Delegates to the World Economic Forum on Africa this week in the Nigerian capital of Abuja will be in the right place to reflect on the rising continent's problems, as well as its undoubted potential.
Participants, including Premier Li Keqiang and African leaders, meet as the continent's largest economy grapples with a surging Islamist revolt and inter-communal clashes that highlight poverty, ethnic and religious schisms, and battles over power and resources in many parts of Africa.
"If people want to take a look at a dynamic, high-potential place in Africa, Nigeria is that place, but it also has a whole host of issues that are not going away anytime soon," said Mark Shroeder, head of Sub-Saharan Africa analysis at business and security consultancy Statfor.
Policymakers, entrepreneurs and philanthropists attending the 24th World Economic Forum on Africa (Wefa), a replica of the flagship annual WEF held in Davos, Switzerland, will be ensconced in the concrete fortress of the Abuja Hilton, protected by 6,000 police and soldiers - the largest security operation Nigeria has ever mounted for a summit.
An April 14 bomb blast on Abuja's outskirts, which killed at least 75 people and was claimed by the radical Islamist group Boko Haram, triggered the big security shield for an event that is normally the setting for convivial and relaxed discussions.

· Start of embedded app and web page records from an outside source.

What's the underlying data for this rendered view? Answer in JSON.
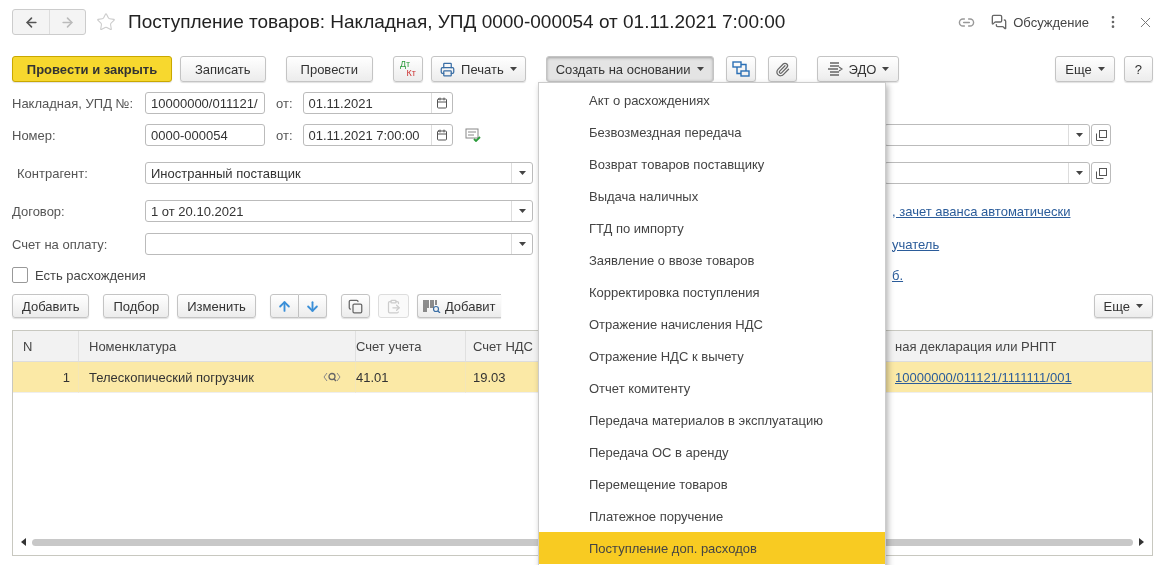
{
  "window": {
    "title": "Поступление товаров: Накладная, УПД 0000-000054 от 01.11.2021 7:00:00",
    "discussion": "Обсуждение"
  },
  "toolbar": {
    "groups": [
      [
        {
          "kind": "primary",
          "label": "Провести и закрыть"
        },
        {
          "kind": "plain",
          "label": "Записать"
        }
      ],
      [
        {
          "kind": "plain",
          "label": "Провести"
        }
      ],
      [
        {
          "kind": "dtkt",
          "top": "Дт",
          "bottom": "Кт"
        },
        {
          "kind": "print",
          "label": "Печать",
          "expanded": false
        }
      ],
      [
        {
          "kind": "menu",
          "label": "Создать на основании",
          "expanded": true
        },
        {
          "kind": "structure"
        },
        {
          "kind": "attach"
        }
      ],
      [
        {
          "kind": "edo",
          "label": "ЭДО",
          "expanded": false
        }
      ]
    ],
    "right": [
      {
        "kind": "menu",
        "label": "Еще",
        "expanded": false
      },
      {
        "kind": "plain",
        "label": "?"
      }
    ]
  },
  "form": {
    "invoice": {
      "label": "Накладная, УПД №:",
      "value": "10000000/011121/",
      "date_label": "от:",
      "date": "01.11.2021"
    },
    "number": {
      "label": "Номер:",
      "value": "0000-000054",
      "date_label": "от:",
      "date": "01.11.2021  7:00:00"
    },
    "counterparty": {
      "label": "Контрагент:",
      "value": "Иностранный поставщик"
    },
    "contract": {
      "label": "Договор:",
      "value": "1 от 20.10.2021",
      "link": ", зачет аванса автоматически"
    },
    "payment_invoice": {
      "label": "Счет на оплату:",
      "link": "учатель"
    },
    "discrepancies": {
      "label": "Есть расхождения",
      "checked": false,
      "link": "б."
    }
  },
  "table_toolbar": {
    "groups": [
      [
        {
          "kind": "plain",
          "label": "Добавить",
          "disabled": false
        }
      ],
      [
        {
          "kind": "plain",
          "label": "Подбор",
          "disabled": false
        },
        {
          "kind": "plain",
          "label": "Изменить",
          "disabled": false
        }
      ],
      [
        {
          "kind": "up",
          "disabled": false
        },
        {
          "kind": "down",
          "disabled": false
        }
      ],
      [
        {
          "kind": "copy",
          "disabled": false
        },
        {
          "kind": "paste",
          "disabled": true
        },
        {
          "kind": "barcode",
          "label": "Добавит",
          "disabled": false
        }
      ]
    ],
    "more": {
      "label": "Еще",
      "expanded": false
    }
  },
  "table": {
    "columns": [
      "N",
      "Номенклатура",
      "Счет учета",
      "Счет НДС",
      "ная декларация или РНПТ"
    ],
    "rows": [
      {
        "cells": [
          "1",
          "Телескопический погрузчик",
          "41.01",
          "19.03",
          "10000000/011121/1111111/001"
        ],
        "selected": true
      }
    ]
  },
  "menu": {
    "items": [
      {
        "label": "Акт о расхождениях",
        "selected": false
      },
      {
        "label": "Безвозмездная передача",
        "selected": false
      },
      {
        "label": "Возврат товаров поставщику",
        "selected": false
      },
      {
        "label": "Выдача наличных",
        "selected": false
      },
      {
        "label": "ГТД по импорту",
        "selected": false
      },
      {
        "label": "Заявление о ввозе товаров",
        "selected": false
      },
      {
        "label": "Корректировка поступления",
        "selected": false
      },
      {
        "label": "Отражение начисления НДС",
        "selected": false
      },
      {
        "label": "Отражение НДС к вычету",
        "selected": false
      },
      {
        "label": "Отчет комитенту",
        "selected": false
      },
      {
        "label": "Передача материалов в эксплуатацию",
        "selected": false
      },
      {
        "label": "Передача ОС в аренду",
        "selected": false
      },
      {
        "label": "Перемещение товаров",
        "selected": false
      },
      {
        "label": "Платежное поручение",
        "selected": false
      },
      {
        "label": "Поступление доп. расходов",
        "selected": true
      }
    ]
  }
}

But despite the announced security cordon around the city, another suspected bomb exploded on Abuja's outskirts last Thursday, killing and injuring several people.
The Hilton's air-conditioned marble interior may also not drown out the desperate public appeals of parents of some 200 teenage schoolgirls snatched by Boko Haram militants from a northeast school last month.
The incident has shocked Nigeria, triggered protests in Abuja and embarrassed President Goodluck Jonathan's administration. It showed the military's inability to contain a ruthless insurgency whose targets also include Christian churches and civilians of all races and creeds.
Nigeria's combustible ethnic, religious and regional fault lines, exacerbated by an upcoming election 10 months away, are the legacy of its artificial creation by former colonial masters.
In this, the West African giant, which recently replaced South Africa as the continent's biggest economy through a rebasing of its GDP, can be seen as a microcosm of the post-independence pains and trauma of other struggling African states, such as South Sudan and the Central African Republic.
The World Economic Forum on Africa, which goes from today until Friday, will include a session on emerging security threats that are casting a pall on Sub-Saharan Africa's otherwise ebullient economic promise as it closely follows Asia as the world's second-fastest-growing region.
The continent's most populous nation, Nigeria has tens of millions of poor, many of them unemployed, restless youth, who could pose a real threat to stability if neglected.
These masses, underprivileged and excluded from Africa's natural wealth, such as Nigeria's oil, offer potential recruits to Boko Haram and other radical or insurgent groups that often arise from, or take advantage of, these social inequalities.
Okonjo-Iweala has acknowledged "an inclusion problem" as one contributing factor behind Boko Haram.
Former International Crisis Group analyst Yabi wrote in recent blogs that Boko Haram was a monstrous product of bad governance, illustrating "the failure of the attempt to construct a Nigerian society founded on common values".
Wefa's Nigerian hosts are keen to keep the focus positive.
"We've not had any cancellations, which is amazing to us," Okonjo-Iweala said.
Delegates are also expected to include former Brazilian president Luiz Inacio Lula da Silva, former British prime minister Gordon Brown, former UN secretary general Kofi Annan and US Trade Representative Michael Froman.
Participants will swap views of Table Mountain and the azure sea in Cape Town, South Africa, the venue for most previous WEFs on Africa, for the sight of Aso Rock - a stark outcrop that dominates the surrounding African bush and stands over the Nigerian presidential complex.
"Participants will not have a problem with security during the summit," President Jonathan said in a statement aimed at reassuring Wefa attendees.
Boko Haram leader Abubakar Shekau had a chillingly different message in a video released to some media in which he claimed responsibility for the April 14 bombing
"Look at us: We are right within your city, and you don't even know how to find us," Shekau taunted Jonathan.
One figure who will be absent this week will be Nigerian central bank governor Lamido Sanusi, suspended by Jonathan in February after he revealed that up to US$20 billion of state oil revenues had failed to be paid into the national treasury.
Widely respected internationally as an anti-corruption reformer, the urbane northern aristocrat had been a regular at Davos. He said in Abuja he would be staying away from the "African Davos".
Nigeria's presidency, which has disputed his claims of missing oil revenues as exaggerated, said he was suspended for "recklessness" at the central bank.
Sanusi has a different story: "It's all about shooting the messenger," he said. "If you were to look at objective criteria, you would say that Nigeria is a failing state."
Finance Minister Okonjo-Iweala prefers to talk about "democracy in raw form".
That may be small comfort to the relatives of the abducted schoolgirls, who want the military to do more to find them.
"We're talking about the lives of 200 innocent girls," said Lawan Abana, who has a sister and two nieces among the missing.